Activity: Where the data below has the string "JSON", return the whole line.

Data records for software interfaces
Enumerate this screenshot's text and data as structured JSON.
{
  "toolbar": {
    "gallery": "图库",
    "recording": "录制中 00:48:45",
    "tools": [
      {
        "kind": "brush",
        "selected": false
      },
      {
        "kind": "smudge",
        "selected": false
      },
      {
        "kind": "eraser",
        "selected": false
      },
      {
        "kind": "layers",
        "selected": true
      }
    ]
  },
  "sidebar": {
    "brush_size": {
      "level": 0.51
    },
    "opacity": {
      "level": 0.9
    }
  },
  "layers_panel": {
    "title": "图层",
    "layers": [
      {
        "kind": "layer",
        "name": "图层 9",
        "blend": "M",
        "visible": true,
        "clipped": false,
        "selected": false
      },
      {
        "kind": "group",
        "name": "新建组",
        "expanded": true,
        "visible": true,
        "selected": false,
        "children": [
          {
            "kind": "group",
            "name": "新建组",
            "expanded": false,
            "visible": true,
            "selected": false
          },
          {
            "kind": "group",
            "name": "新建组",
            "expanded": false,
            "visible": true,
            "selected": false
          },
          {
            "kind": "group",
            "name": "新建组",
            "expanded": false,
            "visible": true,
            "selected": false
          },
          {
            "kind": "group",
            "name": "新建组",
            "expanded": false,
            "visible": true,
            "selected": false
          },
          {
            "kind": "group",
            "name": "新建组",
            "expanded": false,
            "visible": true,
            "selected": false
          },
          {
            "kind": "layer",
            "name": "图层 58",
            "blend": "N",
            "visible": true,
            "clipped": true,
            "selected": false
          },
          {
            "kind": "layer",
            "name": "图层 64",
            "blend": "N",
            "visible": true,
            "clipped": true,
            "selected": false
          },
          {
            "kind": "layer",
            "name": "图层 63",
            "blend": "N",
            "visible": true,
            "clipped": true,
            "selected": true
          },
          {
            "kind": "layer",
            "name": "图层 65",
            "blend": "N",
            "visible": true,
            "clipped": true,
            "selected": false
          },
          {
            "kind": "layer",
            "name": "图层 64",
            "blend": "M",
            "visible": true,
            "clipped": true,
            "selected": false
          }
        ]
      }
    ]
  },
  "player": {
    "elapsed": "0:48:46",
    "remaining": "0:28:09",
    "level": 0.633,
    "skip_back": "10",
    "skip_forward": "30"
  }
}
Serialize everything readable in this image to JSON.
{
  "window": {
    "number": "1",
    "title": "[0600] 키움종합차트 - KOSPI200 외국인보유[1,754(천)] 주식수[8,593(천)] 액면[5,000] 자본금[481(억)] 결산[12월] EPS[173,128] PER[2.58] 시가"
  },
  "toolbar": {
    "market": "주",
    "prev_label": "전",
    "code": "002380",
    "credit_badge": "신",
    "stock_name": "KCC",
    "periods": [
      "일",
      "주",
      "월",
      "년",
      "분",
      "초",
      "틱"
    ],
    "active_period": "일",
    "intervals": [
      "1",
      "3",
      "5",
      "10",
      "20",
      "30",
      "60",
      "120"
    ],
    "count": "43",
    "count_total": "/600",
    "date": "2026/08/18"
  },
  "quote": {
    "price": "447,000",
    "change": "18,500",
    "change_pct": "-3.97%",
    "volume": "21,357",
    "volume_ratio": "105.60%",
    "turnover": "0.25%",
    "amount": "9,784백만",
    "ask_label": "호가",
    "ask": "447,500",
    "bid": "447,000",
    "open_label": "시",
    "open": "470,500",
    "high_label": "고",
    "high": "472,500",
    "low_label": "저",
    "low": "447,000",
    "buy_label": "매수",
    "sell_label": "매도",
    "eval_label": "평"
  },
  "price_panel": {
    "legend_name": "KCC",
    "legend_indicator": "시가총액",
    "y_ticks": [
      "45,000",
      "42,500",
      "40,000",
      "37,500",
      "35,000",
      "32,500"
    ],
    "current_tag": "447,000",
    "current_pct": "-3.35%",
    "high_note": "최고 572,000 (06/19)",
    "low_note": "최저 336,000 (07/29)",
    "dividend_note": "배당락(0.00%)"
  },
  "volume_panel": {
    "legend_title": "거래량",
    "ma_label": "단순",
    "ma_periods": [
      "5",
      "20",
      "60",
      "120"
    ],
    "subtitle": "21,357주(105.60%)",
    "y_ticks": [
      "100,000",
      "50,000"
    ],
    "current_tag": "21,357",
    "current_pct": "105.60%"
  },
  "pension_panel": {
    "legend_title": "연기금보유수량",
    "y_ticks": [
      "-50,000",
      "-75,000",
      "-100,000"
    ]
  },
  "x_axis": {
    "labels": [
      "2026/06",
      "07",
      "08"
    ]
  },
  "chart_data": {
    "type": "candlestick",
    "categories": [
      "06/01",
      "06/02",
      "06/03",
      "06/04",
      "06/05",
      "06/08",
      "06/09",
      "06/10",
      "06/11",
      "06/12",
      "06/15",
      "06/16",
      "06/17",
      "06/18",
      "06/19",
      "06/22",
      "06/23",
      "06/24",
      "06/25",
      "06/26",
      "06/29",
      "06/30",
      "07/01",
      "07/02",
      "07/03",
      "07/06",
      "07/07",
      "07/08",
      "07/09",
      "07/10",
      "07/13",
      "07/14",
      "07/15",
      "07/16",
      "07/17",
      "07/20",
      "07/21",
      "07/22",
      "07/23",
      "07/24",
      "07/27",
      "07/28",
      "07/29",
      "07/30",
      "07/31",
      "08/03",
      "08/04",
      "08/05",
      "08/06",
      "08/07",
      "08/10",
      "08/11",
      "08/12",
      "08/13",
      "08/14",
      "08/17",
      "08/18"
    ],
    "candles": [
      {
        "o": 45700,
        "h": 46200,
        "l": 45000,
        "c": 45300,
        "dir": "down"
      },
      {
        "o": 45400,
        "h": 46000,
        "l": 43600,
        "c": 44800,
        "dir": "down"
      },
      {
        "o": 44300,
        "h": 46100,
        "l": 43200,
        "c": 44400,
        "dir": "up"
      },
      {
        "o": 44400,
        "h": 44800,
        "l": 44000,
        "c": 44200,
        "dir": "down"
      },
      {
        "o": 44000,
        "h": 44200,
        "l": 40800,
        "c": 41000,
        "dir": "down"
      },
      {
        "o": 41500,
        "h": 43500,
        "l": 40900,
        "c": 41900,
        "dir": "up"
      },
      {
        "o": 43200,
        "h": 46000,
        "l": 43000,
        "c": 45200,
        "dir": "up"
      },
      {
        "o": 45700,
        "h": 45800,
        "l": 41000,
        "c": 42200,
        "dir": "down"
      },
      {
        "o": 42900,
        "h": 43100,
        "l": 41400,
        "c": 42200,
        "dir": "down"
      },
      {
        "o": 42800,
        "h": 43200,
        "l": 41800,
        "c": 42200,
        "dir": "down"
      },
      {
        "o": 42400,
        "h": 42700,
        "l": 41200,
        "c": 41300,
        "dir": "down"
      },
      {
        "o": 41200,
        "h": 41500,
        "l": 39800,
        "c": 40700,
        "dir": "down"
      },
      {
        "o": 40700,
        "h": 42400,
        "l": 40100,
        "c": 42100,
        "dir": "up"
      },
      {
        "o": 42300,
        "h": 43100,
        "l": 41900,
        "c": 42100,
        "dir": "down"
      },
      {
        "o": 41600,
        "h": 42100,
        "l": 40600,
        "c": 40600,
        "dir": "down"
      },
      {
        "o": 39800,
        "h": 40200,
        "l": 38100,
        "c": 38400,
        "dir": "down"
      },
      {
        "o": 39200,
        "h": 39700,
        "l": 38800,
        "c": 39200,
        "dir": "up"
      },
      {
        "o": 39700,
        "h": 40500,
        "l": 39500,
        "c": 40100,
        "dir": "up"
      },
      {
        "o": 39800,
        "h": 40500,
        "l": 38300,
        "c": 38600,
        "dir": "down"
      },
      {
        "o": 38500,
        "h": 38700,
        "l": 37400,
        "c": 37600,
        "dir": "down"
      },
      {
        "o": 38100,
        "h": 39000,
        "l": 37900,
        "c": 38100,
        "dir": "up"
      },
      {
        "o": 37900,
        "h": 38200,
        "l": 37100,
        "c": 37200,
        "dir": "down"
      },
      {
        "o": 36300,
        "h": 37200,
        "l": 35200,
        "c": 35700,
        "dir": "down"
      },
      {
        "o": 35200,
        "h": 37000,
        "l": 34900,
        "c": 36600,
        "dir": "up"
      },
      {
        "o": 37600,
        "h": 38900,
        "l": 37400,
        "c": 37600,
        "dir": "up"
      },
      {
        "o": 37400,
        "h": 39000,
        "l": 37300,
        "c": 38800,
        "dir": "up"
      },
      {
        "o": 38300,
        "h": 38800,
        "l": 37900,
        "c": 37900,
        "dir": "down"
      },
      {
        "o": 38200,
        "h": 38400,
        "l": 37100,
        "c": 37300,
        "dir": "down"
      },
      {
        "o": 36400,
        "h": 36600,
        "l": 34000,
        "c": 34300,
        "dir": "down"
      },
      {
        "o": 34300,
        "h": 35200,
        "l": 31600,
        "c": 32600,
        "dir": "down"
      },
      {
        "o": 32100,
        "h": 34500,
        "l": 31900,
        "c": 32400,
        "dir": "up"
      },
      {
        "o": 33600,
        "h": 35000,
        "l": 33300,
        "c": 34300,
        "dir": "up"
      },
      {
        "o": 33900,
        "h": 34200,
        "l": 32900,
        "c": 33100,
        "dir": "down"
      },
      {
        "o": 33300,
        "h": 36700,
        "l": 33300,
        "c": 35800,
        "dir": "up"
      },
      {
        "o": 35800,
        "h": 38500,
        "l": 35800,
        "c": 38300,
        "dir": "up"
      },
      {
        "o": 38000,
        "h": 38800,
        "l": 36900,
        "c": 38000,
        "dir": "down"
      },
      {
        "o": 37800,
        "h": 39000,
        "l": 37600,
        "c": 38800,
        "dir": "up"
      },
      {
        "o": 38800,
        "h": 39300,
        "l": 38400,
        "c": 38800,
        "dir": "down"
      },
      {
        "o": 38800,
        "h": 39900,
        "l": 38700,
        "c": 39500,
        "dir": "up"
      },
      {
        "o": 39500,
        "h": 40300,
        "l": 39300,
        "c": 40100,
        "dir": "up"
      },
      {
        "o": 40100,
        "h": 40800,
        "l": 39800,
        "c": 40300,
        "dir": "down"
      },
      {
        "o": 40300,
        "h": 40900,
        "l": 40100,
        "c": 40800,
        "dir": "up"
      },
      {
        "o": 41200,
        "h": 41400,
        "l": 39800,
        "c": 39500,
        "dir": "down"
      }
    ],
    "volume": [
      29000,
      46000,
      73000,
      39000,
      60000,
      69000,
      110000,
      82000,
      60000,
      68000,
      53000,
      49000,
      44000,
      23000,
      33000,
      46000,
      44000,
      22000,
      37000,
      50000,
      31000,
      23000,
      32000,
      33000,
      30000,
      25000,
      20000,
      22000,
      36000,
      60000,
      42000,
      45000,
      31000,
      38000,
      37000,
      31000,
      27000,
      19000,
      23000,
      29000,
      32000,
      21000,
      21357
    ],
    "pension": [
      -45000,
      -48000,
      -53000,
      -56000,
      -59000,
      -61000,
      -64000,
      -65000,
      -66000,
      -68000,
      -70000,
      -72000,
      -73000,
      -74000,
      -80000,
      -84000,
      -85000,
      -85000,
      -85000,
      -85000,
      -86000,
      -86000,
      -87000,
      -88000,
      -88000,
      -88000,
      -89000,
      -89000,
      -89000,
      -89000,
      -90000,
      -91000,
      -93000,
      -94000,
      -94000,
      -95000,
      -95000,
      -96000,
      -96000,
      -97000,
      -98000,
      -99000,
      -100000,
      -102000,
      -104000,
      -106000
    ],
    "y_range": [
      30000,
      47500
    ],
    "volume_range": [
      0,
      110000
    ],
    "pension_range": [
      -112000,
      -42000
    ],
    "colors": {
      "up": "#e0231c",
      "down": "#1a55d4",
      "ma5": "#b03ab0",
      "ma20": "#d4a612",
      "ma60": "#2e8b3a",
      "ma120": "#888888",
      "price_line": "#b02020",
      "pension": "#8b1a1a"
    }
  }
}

Result:
Enumerate this screenshot's text and data as structured JSON.
Serialize everything readable in this image to JSON.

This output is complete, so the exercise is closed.